Because There Is a Bob
Bob Moore moved to Portland in 1978 to attend seminary after an enjoyable—if not economically sustainable—experiment in running a mill with his three sons. Empty-nesters, Bob and his wife Charlee lived in a townhouse two blocks from the seminary. “There was a lark to the whole thing,” Bob said.
In the first two months, they wrote their Greek vocabulary work on 3x5 flash cards and would walk through the countryside, conjugating verbs of a Biblical nature. “We walked by the Martin Brothers mill, abandoned in 1957 when they pulled the rail line out. It was still sitting there in reasonable enough shape; I thought I could restore it.” They hired fellow seminary students to help Bob clean the place and put a new coat of paint on things. (One can imagine those late-night conversations.) Bob found another mill in eastern Oregon with “classy, classic machinery” from the 1800s and the machinery was transplanted. Bob’s Red Mill was born.
“We started in 1978 … and it just went up like a rocket ship. It hasn’t stopped.” Indeed—Bob’s Red Mill products are ubiquitous and healthy, always made with locally sourced whole grain. Their gluten-free line alone now offers 81 products.
When asked about the continued success of Bob’s Red Mill, Lori Sobelson, director of corporate outreach, said, “A combination of things like company integrity and high-quality products, but also because there is a Bob…” at which point Bob cuts in and says, “Not forever though!”
Now 84, Bob’s awareness of his own mortality is very much with him, though he’s not worried about it, just pragmatic. His preparations have been two-fold: a lifelong musician and car guy, Bob is also thrifty by nature, not prone to extravagance. His purchases of three model-A Fords and a 200-year-old Italian violin were a chance to enjoy a few of the finer things this side of eternity.
Second, he gave his company to his employees. (This generosity was nothing new, as they’ve had profit sharing at Bob’s Red Mill since 1983.) The mechanism they used was an employee stock ownership plan, or ESOP. Each employee was given stock options, and Bob sold his stock to the ESOP account. Over time some of the profits from the company go to the ESOP to buy out the stocks for the employees.
“At the end of the given period of time, the employees will own this company and I’m not going to,” Bob says. “That’s going to be an interesting thing because right now I’m at 51 percent—I was at 100. You can begin to see this scary transition [laughs] when they can tell me what to do … But I don’t think we’re going to have any problems. I’m 84 and I think it’s going to transition about right, so I’m not concerned.”

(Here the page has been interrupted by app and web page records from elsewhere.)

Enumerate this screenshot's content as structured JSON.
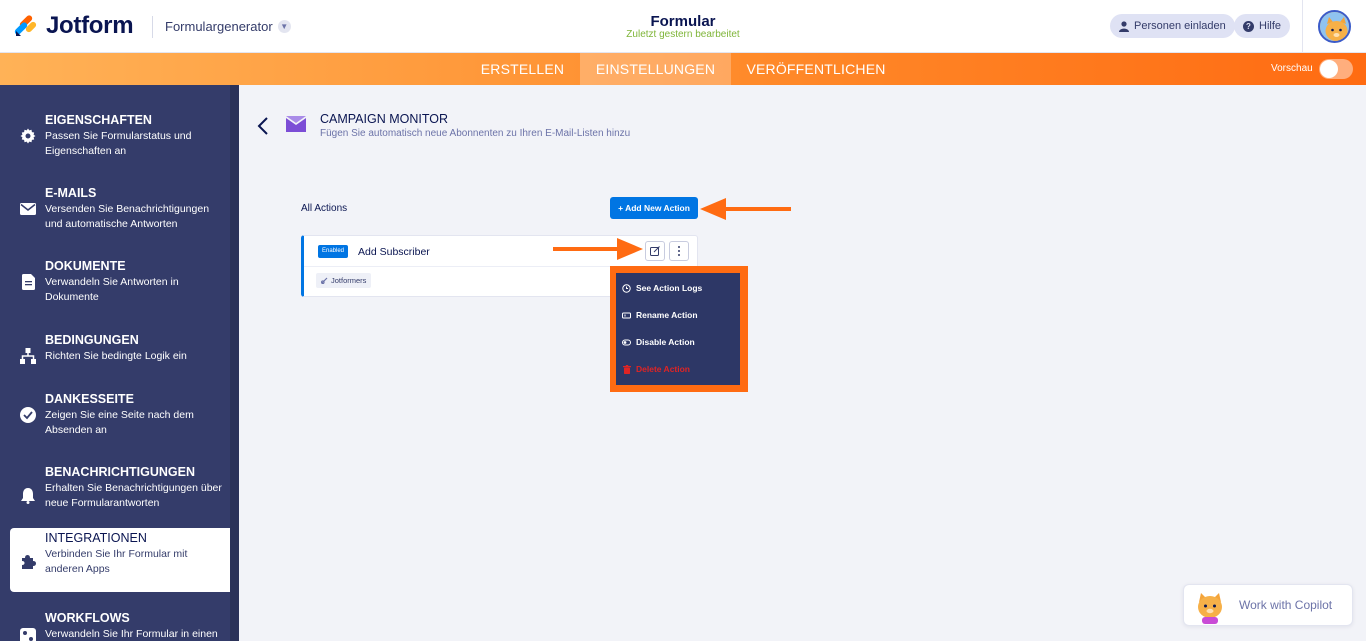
{
  "header": {
    "logo_text": "Jotform",
    "app_switcher": "Formulargenerator",
    "form_title": "Formular",
    "form_subtitle": "Zuletzt gestern bearbeitet",
    "invite_label": "Personen einladen",
    "help_label": "Hilfe"
  },
  "nav": {
    "tabs": [
      {
        "label": "ERSTELLEN"
      },
      {
        "label": "EINSTELLUNGEN"
      },
      {
        "label": "VERÖFFENTLICHEN"
      }
    ],
    "active_tab": "EINSTELLUNGEN",
    "preview_label": "Vorschau",
    "preview_enabled": false
  },
  "sidebar": {
    "items": [
      {
        "title": "EIGENSCHAFTEN",
        "desc": "Passen Sie Formularstatus und Eigenschaften an",
        "icon": "gear-icon"
      },
      {
        "title": "E-MAILS",
        "desc": "Versenden Sie Benachrichtigungen und automatische Antworten",
        "icon": "envelope-icon"
      },
      {
        "title": "DOKUMENTE",
        "desc": "Verwandeln Sie Antworten in Dokumente",
        "icon": "document-icon"
      },
      {
        "title": "BEDINGUNGEN",
        "desc": "Richten Sie bedingte Logik ein",
        "icon": "hierarchy-icon"
      },
      {
        "title": "DANKESSEITE",
        "desc": "Zeigen Sie eine Seite nach dem Absenden an",
        "icon": "check-circle-icon"
      },
      {
        "title": "BENACHRICHTIGUNGEN",
        "desc": "Erhalten Sie Benachrichtigungen über neue Formularantworten",
        "icon": "bell-icon"
      },
      {
        "title": "INTEGRATIONEN",
        "desc": "Verbinden Sie Ihr Formular mit anderen Apps",
        "icon": "puzzle-icon"
      },
      {
        "title": "WORKFLOWS",
        "desc": "Verwandeln Sie Ihr Formular in einen",
        "icon": "workflow-icon"
      }
    ],
    "active_item": "INTEGRATIONEN"
  },
  "integration": {
    "title": "CAMPAIGN MONITOR",
    "subtitle": "Fügen Sie automatisch neue Abonnenten zu Ihren E-Mail-Listen hinzu",
    "all_actions_label": "All Actions",
    "add_action_label": "+ Add New Action"
  },
  "action_card": {
    "status_badge": "Enabled",
    "name": "Add Subscriber",
    "tag": "Jotformers"
  },
  "action_menu": {
    "items": [
      {
        "label": "See Action Logs",
        "icon": "history-icon"
      },
      {
        "label": "Rename Action",
        "icon": "rename-icon"
      },
      {
        "label": "Disable Action",
        "icon": "disable-icon"
      },
      {
        "label": "Delete Action",
        "icon": "trash-icon"
      }
    ]
  },
  "copilot": {
    "label": "Work with Copilot"
  },
  "colors": {
    "navy": "#343c6a",
    "primary_blue": "#0075e3",
    "orange": "#ff6b12",
    "danger": "#e02424",
    "success_green": "#7fb539"
  }
}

While Bob is still in the driver’s seat, he’s made the decision to be philanthropic to the tune of $35 million. Oregon State University got $5 million for a center to do research on nutrition to further Bob’s longtime passion for healthy eating. The National College of

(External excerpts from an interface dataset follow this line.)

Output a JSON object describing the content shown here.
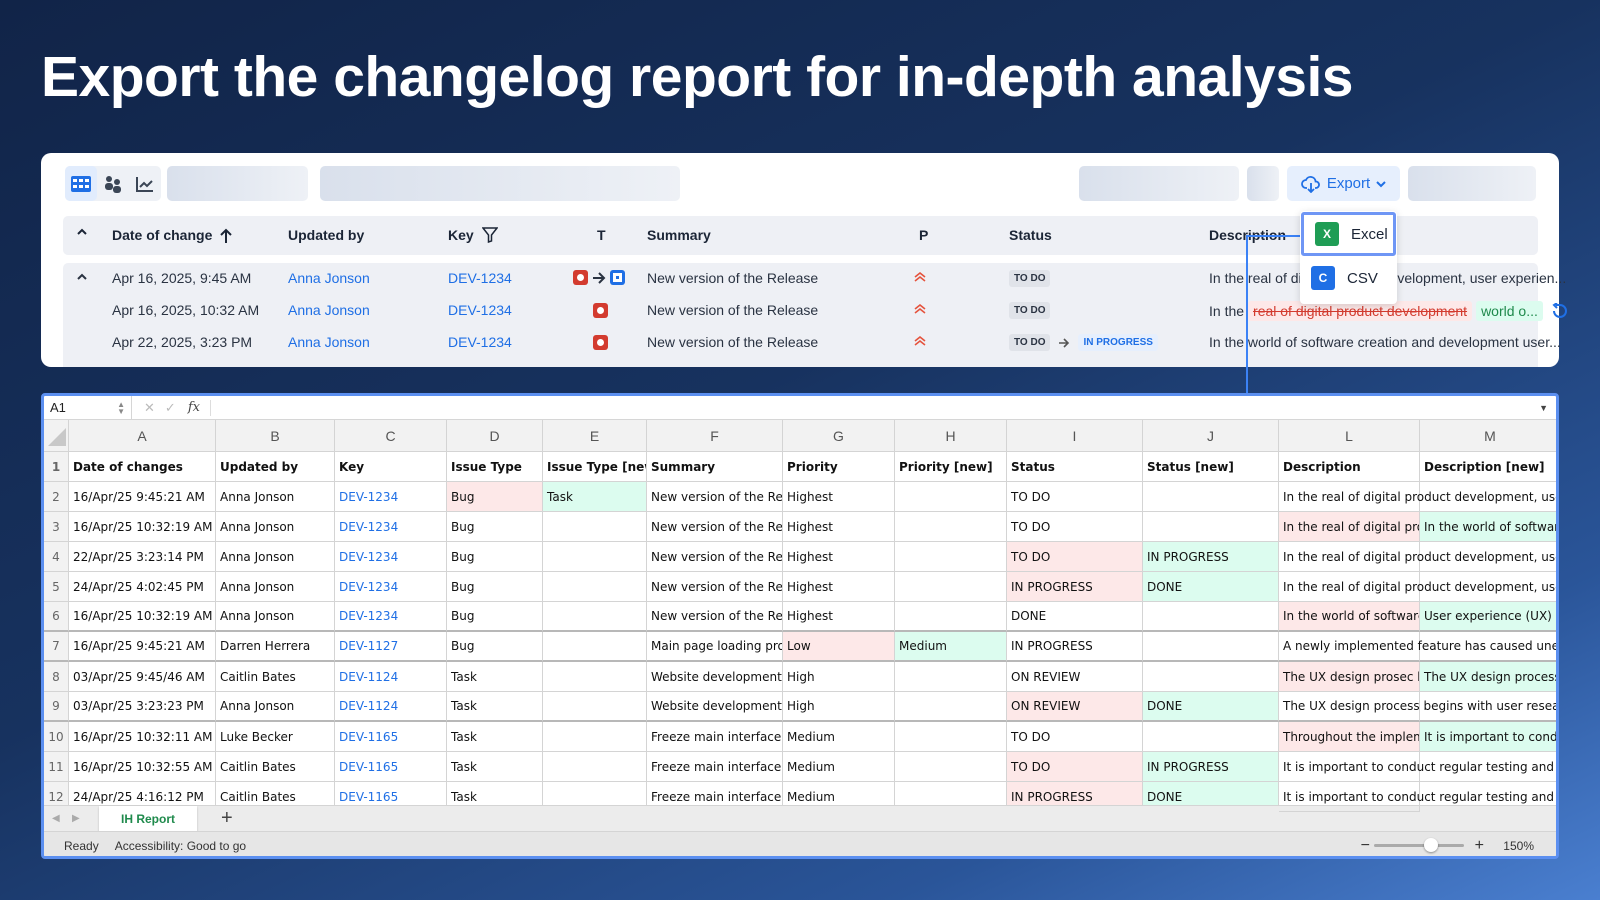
{
  "title": "Export the changelog report for in-depth analysis",
  "app": {
    "export_label": "Export",
    "export_menu": [
      {
        "label": "Excel",
        "icon": "X"
      },
      {
        "label": "CSV",
        "icon": "C"
      }
    ],
    "columns": {
      "date": "Date of change",
      "updated": "Updated by",
      "key": "Key",
      "type": "T",
      "summary": "Summary",
      "priority": "P",
      "status": "Status",
      "description": "Description"
    },
    "rows": [
      {
        "date": "Apr 16, 2025, 9:45 AM",
        "user": "Anna Jonson",
        "key": "DEV-1234",
        "summary": "New version of the Release",
        "status": "TO DO",
        "desc": "In the real of digital product development, user experien..."
      },
      {
        "date": "Apr 16, 2025, 10:32 AM",
        "user": "Anna Jonson",
        "key": "DEV-1234",
        "summary": "New version of the Release",
        "status": "TO DO",
        "desc_prefix": "In the",
        "desc_removed": "real of digital product development",
        "desc_added": "world o..."
      },
      {
        "date": "Apr 22, 2025, 3:23 PM",
        "user": "Anna Jonson",
        "key": "DEV-1234",
        "summary": "New version of the Release",
        "status": "TO DO",
        "status_new": "IN PROGRESS",
        "desc": "In the world of software creation and development user..."
      }
    ]
  },
  "sheet": {
    "cell_ref": "A1",
    "fx": "fx",
    "col_letters": [
      "A",
      "B",
      "C",
      "D",
      "E",
      "F",
      "G",
      "H",
      "I",
      "J",
      "L",
      "M"
    ],
    "header": [
      "Date of changes",
      "Updated by",
      "Key",
      "Issue Type",
      "Issue Type [new]",
      "Summary",
      "Priority",
      "Priority [new]",
      "Status",
      "Status [new]",
      "Description",
      "Description [new]"
    ],
    "rows": [
      {
        "n": "2",
        "cells": [
          "16/Apr/25 9:45:21 AM",
          "Anna Jonson",
          "DEV-1234",
          "Bug",
          "Task",
          "New version of the Release",
          "Highest",
          "",
          "TO DO",
          "",
          "In the real of digital product development, user experience",
          ""
        ],
        "old": [
          3
        ],
        "new": [
          4
        ]
      },
      {
        "n": "3",
        "cells": [
          "16/Apr/25 10:32:19 AM",
          "Anna Jonson",
          "DEV-1234",
          "Bug",
          "",
          "New version of the Release",
          "Highest",
          "",
          "TO DO",
          "",
          "In the real of digital product development",
          "In the world of software creation"
        ],
        "old": [
          10
        ],
        "new": [
          11
        ]
      },
      {
        "n": "4",
        "cells": [
          "22/Apr/25 3:23:14 PM",
          "Anna Jonson",
          "DEV-1234",
          "Bug",
          "",
          "New version of the Release",
          "Highest",
          "",
          "TO DO",
          "IN PROGRESS",
          "In the real of digital product development, user experience",
          ""
        ],
        "old": [
          8
        ],
        "new": [
          9
        ]
      },
      {
        "n": "5",
        "cells": [
          "24/Apr/25 4:02:45 PM",
          "Anna Jonson",
          "DEV-1234",
          "Bug",
          "",
          "New version of the Release",
          "Highest",
          "",
          "IN PROGRESS",
          "DONE",
          "In the real of digital product development, user experience",
          ""
        ],
        "old": [
          8
        ],
        "new": [
          9
        ]
      },
      {
        "n": "6",
        "cells": [
          "16/Apr/25 10:32:19 AM",
          "Anna Jonson",
          "DEV-1234",
          "Bug",
          "",
          "New version of the Release",
          "Highest",
          "",
          "DONE",
          "",
          "In the world of software creation",
          "User experience (UX) design"
        ],
        "old": [
          10
        ],
        "new": [
          11
        ],
        "sep": true
      },
      {
        "n": "7",
        "cells": [
          "16/Apr/25 9:45:21 AM",
          "Darren Herrera",
          "DEV-1127",
          "Bug",
          "",
          "Main page loading problem",
          "Low",
          "Medium",
          "IN PROGRESS",
          "",
          "A newly implemented feature has caused unexpected",
          ""
        ],
        "old": [
          6
        ],
        "new": [
          7
        ],
        "sep": true
      },
      {
        "n": "8",
        "cells": [
          "03/Apr/25 9:45/46 AM",
          "Caitlin Bates",
          "DEV-1124",
          "Task",
          "",
          "Website development",
          "High",
          "",
          "ON REVIEW",
          "",
          "The UX design prosec begins",
          "The UX design process begins"
        ],
        "old": [
          10
        ],
        "new": [
          11
        ]
      },
      {
        "n": "9",
        "cells": [
          "03/Apr/25 3:23:23 PM",
          "Anna Jonson",
          "DEV-1124",
          "Task",
          "",
          "Website development",
          "High",
          "",
          "ON REVIEW",
          "DONE",
          "The UX design process begins with user research",
          ""
        ],
        "old": [
          8
        ],
        "new": [
          9
        ],
        "sep": true
      },
      {
        "n": "10",
        "cells": [
          "16/Apr/25 10:32:11 AM",
          "Luke Becker",
          "DEV-1165",
          "Task",
          "",
          "Freeze main interface",
          "Medium",
          "",
          "TO DO",
          "",
          "Throughout the implementation",
          "It is important to conduct"
        ],
        "old": [
          10
        ],
        "new": [
          11
        ]
      },
      {
        "n": "11",
        "cells": [
          "16/Apr/25 10:32:55 AM",
          "Caitlin Bates",
          "DEV-1165",
          "Task",
          "",
          "Freeze main interface",
          "Medium",
          "",
          "TO DO",
          "IN PROGRESS",
          "It is important to conduct regular testing and quality",
          ""
        ],
        "old": [
          8
        ],
        "new": [
          9
        ]
      },
      {
        "n": "12",
        "cells": [
          "24/Apr/25 4:16:12 PM",
          "Caitlin Bates",
          "DEV-1165",
          "Task",
          "",
          "Freeze main interface",
          "Medium",
          "",
          "IN PROGRESS",
          "DONE",
          "It is important to conduct regular testing and quality",
          ""
        ],
        "old": [
          8
        ],
        "new": [
          9
        ]
      }
    ],
    "tab_label": "IH Report",
    "add_sheet": "+",
    "status_ready": "Ready",
    "status_access": "Accessibility: Good to go",
    "zoom": "150%",
    "zoom_minus": "−",
    "zoom_plus": "+"
  },
  "colors": {
    "accent": "#1f6fe5",
    "old": "#fde8e8",
    "new": "#dcfcef",
    "excel": "#1f9d55",
    "csv": "#1f6fe5"
  }
}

Natural Medicine also got $1.35 million to build a teaching kitchen and fund ECO (ending childhood obesity). Last year Bob and Charlee gave $25 million to the Oregon Health and Science University that established the Moore Institute for Health and Nutrition. “We’re trying to die broke,” Bob says.

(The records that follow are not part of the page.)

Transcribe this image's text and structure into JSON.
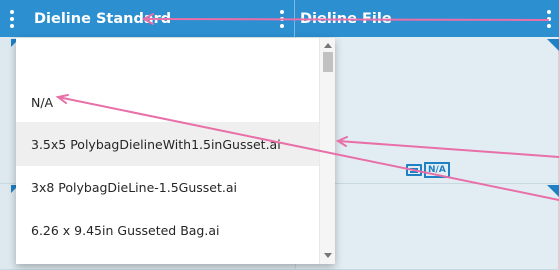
{
  "header": {
    "col1_title": "Dieline Standard",
    "col2_title": "Dieline File"
  },
  "cells": {
    "badge_text": "N/A"
  },
  "dropdown": {
    "options": [
      {
        "label": ""
      },
      {
        "label": "N/A"
      },
      {
        "label": "3.5x5 PolybagDielineWith1.5inGusset.ai"
      },
      {
        "label": "3x8 PolybagDieLine-1.5Gusset.ai"
      },
      {
        "label": "6.26 x 9.45in Gusseted Bag.ai"
      }
    ],
    "highlighted_index": 2
  },
  "colors": {
    "header_bg": "#2c8fcf",
    "accent": "#1f80c4",
    "annotation_arrow": "#e86fa8"
  },
  "icons": [
    "kebab-menu-icon",
    "scroll-up-icon",
    "scroll-down-icon",
    "dieline-file-icon"
  ]
}
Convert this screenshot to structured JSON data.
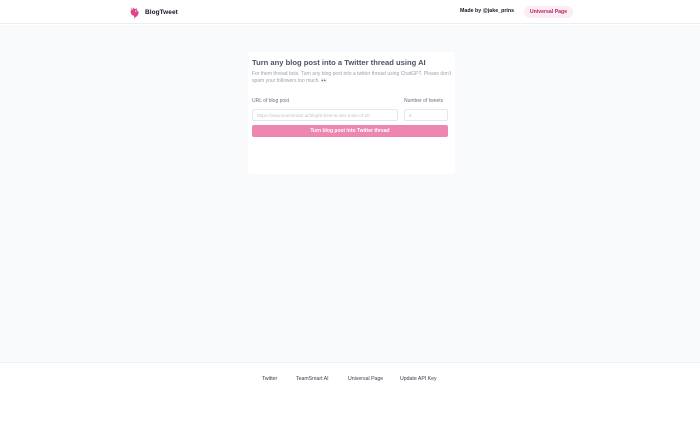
{
  "header": {
    "brand_name": "BlogTweet",
    "made_by": "Made by @jake_prins",
    "cta_label": "Universal Page"
  },
  "form": {
    "title": "Turn any blog post into a Twitter thread using AI",
    "description": "For them thread bois. Turn any blog post into a twitter thread using ChatGPT. Please don't spam your followers too much. 👀",
    "url_label": "URL of blog post",
    "url_placeholder": "https://www.teamsmart.ai/blog/5-best-ai-dev-tools-of-20",
    "count_label": "Number of tweets",
    "count_placeholder": "8",
    "submit_label": "Turn blog post into Twitter thread"
  },
  "footer": {
    "links": [
      "Twitter",
      "TeamSmart AI",
      "Universal Page",
      "Update API Key"
    ]
  },
  "colors": {
    "accent": "#ee86b2",
    "pill_bg": "#fdecf3",
    "pill_text": "#b3265e",
    "logo": "#e0448a",
    "page_bg": "#f9fafb"
  },
  "icons": {
    "brand_logo": "pink-bird-icon"
  }
}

And if this grand experiment doesn’t work out? “I can always go live with my sons,” Bob says. “They’re doing fine.”